I hadn’t heard of Zach Cregger before seeing Barbarian. I was surprised to learn that this was actually the third movie he’s directed. Based on their IMDB ratings, I suspect that the other two (Miss March and The Civil War on Drugs) aren’t anywhere near as good as this movie. I’m guessing Cregger’s claim to fame is directing all fifty-three episodes of “The Whitest Kids U’Know”, a show I’ve never watched outside of a few sketches on YouTube. It’s early to draw comparisons, but given his similar background in sketch comedy, I can see Cregger forging a directorial career similar to Jordan Peele. Perhaps having a sense of humor is helpful when it comes to finding new ways to freak audiences out.
Regardless of his origins, Cregger’s direction is rock solid here. Given the micro budget of this movie (reportedly $4.5M), the way he utilizes the tools at his disposal borders wizardry. He has a creepy basement, an even creepier set of underground passageways, a scary monster and darkness and shadows. While those elements will work to keep the audience on edge in every competently directed horror movie, Cregger keeps them primal and never oversells them. Instead, he sells them for what they are: primal things that scare us. Most importantly, he never tries to reach beyond his grasp by including some laughable special effects like It Follows.
Cregger also gets very convincing performances from his lead actors. Most people know Bill Skarsgård from his turn as Pennywise in It, but I remembered him from the lackluster Netflix series Hemlock Grove. I stopped watching the series after the first season because it didn’t have the foggiest idea of how to be scary, but I remembered Skarsgård’s performance as the son who didn’t know he was an Upir (vampire). Then as now, he is very good at playing a handsome, easygoing guy who may or may not be a monster. Cregger had a lot of confidence in killing off his one marquee actor in the project, but it was a brilliantly violent death and I’m guessing Skarsgård got a kick out of being on the project.
Georgina Campbell is excellent as Tess, a character I pegged as the “final girl” the moment she appeared on screen. After Kevin’s shocking death in the first act, she carries the movie.

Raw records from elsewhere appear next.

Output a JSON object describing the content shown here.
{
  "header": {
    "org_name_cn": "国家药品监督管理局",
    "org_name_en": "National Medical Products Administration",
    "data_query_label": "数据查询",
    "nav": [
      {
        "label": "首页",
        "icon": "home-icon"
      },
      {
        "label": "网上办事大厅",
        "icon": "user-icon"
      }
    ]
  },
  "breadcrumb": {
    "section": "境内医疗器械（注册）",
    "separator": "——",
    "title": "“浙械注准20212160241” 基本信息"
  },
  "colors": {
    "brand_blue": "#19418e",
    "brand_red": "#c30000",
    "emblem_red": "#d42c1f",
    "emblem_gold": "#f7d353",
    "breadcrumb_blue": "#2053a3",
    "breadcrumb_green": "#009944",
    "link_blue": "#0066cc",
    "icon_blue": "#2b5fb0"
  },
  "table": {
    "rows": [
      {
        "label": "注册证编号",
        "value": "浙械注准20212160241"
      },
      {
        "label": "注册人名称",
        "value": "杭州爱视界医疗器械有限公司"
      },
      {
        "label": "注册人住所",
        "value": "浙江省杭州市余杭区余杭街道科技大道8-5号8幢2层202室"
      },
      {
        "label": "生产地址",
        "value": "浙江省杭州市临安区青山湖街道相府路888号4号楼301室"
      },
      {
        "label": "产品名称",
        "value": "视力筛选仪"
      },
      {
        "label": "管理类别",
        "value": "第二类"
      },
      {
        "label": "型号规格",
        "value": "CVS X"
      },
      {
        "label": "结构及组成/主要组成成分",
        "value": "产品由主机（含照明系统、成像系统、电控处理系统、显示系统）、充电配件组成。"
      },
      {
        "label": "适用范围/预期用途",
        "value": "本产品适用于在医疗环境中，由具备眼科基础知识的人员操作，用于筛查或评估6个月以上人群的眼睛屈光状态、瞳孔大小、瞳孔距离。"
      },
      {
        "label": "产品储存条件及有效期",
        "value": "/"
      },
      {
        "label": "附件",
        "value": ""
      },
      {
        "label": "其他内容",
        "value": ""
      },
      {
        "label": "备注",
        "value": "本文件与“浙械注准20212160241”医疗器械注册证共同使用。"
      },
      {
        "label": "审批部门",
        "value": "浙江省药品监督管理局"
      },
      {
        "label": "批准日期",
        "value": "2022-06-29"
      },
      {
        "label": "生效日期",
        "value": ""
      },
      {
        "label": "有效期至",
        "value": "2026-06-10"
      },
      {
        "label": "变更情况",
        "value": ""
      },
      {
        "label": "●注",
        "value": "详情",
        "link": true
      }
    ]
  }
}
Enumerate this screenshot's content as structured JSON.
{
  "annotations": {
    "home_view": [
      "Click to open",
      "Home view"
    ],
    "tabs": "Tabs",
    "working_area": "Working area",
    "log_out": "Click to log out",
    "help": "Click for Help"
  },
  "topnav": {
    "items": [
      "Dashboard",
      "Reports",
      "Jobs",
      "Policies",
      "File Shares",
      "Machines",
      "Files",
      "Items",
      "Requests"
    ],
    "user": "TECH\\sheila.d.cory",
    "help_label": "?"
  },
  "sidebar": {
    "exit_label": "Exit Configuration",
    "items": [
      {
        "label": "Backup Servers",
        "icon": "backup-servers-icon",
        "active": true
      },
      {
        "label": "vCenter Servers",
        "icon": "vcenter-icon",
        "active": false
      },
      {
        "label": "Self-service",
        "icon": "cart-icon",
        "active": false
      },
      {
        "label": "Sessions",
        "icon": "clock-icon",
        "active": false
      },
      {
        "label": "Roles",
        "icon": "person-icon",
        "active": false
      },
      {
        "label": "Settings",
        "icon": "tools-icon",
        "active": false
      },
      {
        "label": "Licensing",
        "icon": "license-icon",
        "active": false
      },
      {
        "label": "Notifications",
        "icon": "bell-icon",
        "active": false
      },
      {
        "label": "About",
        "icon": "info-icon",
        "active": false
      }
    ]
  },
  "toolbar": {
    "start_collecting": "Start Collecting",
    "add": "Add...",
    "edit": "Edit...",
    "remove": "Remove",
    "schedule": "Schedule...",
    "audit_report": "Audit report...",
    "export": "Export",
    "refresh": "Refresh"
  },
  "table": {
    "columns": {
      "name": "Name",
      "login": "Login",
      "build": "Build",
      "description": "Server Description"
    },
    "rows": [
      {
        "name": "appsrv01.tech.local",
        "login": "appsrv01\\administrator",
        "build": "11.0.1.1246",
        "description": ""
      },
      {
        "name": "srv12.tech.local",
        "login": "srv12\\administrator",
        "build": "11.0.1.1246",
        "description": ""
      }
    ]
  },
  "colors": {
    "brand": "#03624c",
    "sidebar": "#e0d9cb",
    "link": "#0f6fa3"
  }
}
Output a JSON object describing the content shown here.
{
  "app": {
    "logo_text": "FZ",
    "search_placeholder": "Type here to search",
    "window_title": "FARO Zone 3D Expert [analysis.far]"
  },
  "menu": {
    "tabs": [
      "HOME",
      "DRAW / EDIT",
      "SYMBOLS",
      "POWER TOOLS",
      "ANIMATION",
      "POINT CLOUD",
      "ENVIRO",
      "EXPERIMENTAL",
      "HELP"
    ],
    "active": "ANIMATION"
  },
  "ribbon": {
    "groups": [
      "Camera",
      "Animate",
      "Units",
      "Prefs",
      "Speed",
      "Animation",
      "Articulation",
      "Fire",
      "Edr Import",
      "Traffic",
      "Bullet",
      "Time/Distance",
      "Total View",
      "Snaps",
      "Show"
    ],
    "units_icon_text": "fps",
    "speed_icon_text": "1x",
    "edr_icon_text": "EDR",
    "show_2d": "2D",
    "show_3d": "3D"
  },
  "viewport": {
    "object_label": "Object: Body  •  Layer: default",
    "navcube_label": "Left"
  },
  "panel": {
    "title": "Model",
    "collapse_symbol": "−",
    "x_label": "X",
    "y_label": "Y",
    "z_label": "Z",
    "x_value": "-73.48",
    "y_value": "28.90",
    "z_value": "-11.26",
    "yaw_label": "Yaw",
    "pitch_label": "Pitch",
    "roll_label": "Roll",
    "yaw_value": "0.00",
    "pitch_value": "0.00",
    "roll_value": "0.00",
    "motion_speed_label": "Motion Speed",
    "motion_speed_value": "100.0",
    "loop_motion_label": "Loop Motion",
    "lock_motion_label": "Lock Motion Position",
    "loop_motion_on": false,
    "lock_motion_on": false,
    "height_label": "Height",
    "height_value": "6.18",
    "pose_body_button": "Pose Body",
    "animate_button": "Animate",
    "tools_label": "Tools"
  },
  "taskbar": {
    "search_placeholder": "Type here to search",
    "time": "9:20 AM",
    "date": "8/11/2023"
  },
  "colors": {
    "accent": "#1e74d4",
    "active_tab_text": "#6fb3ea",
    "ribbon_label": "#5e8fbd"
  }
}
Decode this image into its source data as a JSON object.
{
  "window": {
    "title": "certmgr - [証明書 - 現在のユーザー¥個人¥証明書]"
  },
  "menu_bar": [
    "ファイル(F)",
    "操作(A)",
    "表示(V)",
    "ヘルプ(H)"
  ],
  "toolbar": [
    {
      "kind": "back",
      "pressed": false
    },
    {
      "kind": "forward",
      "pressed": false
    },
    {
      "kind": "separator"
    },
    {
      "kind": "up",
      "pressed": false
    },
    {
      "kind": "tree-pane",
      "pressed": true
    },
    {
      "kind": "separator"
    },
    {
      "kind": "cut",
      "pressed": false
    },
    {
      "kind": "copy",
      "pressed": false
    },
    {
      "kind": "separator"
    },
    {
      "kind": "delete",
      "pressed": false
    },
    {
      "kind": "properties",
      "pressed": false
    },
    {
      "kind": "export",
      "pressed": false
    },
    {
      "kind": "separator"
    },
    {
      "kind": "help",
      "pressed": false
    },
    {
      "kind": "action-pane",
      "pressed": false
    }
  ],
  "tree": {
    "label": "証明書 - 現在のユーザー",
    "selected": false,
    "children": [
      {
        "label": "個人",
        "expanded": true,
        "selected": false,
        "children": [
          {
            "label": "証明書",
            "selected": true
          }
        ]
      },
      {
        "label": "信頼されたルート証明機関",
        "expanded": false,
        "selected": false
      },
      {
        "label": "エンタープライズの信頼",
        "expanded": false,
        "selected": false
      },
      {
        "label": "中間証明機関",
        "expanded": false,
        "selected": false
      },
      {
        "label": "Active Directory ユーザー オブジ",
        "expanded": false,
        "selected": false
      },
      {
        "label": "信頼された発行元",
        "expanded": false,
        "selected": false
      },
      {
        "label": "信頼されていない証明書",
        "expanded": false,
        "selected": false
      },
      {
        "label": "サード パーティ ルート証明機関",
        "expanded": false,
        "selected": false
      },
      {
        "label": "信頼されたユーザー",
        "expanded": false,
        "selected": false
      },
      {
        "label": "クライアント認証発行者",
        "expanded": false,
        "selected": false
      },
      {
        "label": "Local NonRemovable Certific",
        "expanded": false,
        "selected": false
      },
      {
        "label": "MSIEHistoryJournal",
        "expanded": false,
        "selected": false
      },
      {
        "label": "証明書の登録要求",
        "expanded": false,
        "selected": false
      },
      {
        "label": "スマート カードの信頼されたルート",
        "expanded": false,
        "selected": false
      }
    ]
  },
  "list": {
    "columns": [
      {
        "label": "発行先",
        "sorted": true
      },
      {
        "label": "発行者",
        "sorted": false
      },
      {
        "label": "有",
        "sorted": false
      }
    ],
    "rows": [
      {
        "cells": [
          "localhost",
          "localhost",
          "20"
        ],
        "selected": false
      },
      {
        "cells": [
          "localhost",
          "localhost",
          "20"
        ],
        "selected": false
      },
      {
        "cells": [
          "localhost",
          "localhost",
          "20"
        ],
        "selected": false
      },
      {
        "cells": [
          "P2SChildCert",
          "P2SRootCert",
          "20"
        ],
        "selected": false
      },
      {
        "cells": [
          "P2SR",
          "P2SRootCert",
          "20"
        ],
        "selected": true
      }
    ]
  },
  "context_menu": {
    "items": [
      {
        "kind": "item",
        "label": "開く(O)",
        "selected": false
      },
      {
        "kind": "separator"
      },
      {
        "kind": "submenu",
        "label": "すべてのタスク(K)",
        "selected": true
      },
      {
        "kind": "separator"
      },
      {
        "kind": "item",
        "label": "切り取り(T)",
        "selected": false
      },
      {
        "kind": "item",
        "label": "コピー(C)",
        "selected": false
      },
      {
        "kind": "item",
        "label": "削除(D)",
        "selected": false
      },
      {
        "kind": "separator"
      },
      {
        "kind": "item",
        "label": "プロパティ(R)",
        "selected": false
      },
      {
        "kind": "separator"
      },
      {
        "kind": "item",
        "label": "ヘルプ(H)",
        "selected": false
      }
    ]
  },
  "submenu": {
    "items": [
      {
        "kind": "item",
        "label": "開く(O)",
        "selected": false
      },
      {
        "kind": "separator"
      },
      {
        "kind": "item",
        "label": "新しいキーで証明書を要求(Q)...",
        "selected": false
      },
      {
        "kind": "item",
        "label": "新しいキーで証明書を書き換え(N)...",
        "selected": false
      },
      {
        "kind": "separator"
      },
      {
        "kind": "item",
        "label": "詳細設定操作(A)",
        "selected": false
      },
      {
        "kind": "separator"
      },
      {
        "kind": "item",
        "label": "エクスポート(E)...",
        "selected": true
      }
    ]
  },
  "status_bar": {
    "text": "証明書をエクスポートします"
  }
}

A noteworthy performance in a horror movie can often make a career (hello, Jamie Lee Curtis), so I wouldn’t be shocked to see her in some high profile projects going forward.
Justin Long has been around forever. I remember his first acting role in Galaxy Quest from way back in 1999. I’ve seen him in several movies since then, but nothing really stands out like his performance in Barbarian. I believe few will forget his performance as AJ, an entitled asshole who is also incredibly stupid. Tape-measuring the torture room will go down as one of the most inane (and funniest) things a horror movie character has ever done to put themselves directly into harm’s way.
One last thing: Is Donovan now the go-to singer for horror movies? Zodiac and The Conjuring both used “Hurdy Gurdy Man” to creepy effect. Now Barbarian has given new life to the long-forgotten “Riki Tiki Tavi”. I can imagine there’s a horror filmmaker out there with designs of putting “Mellow Yellow” or “Sunshine Superman” to similar use.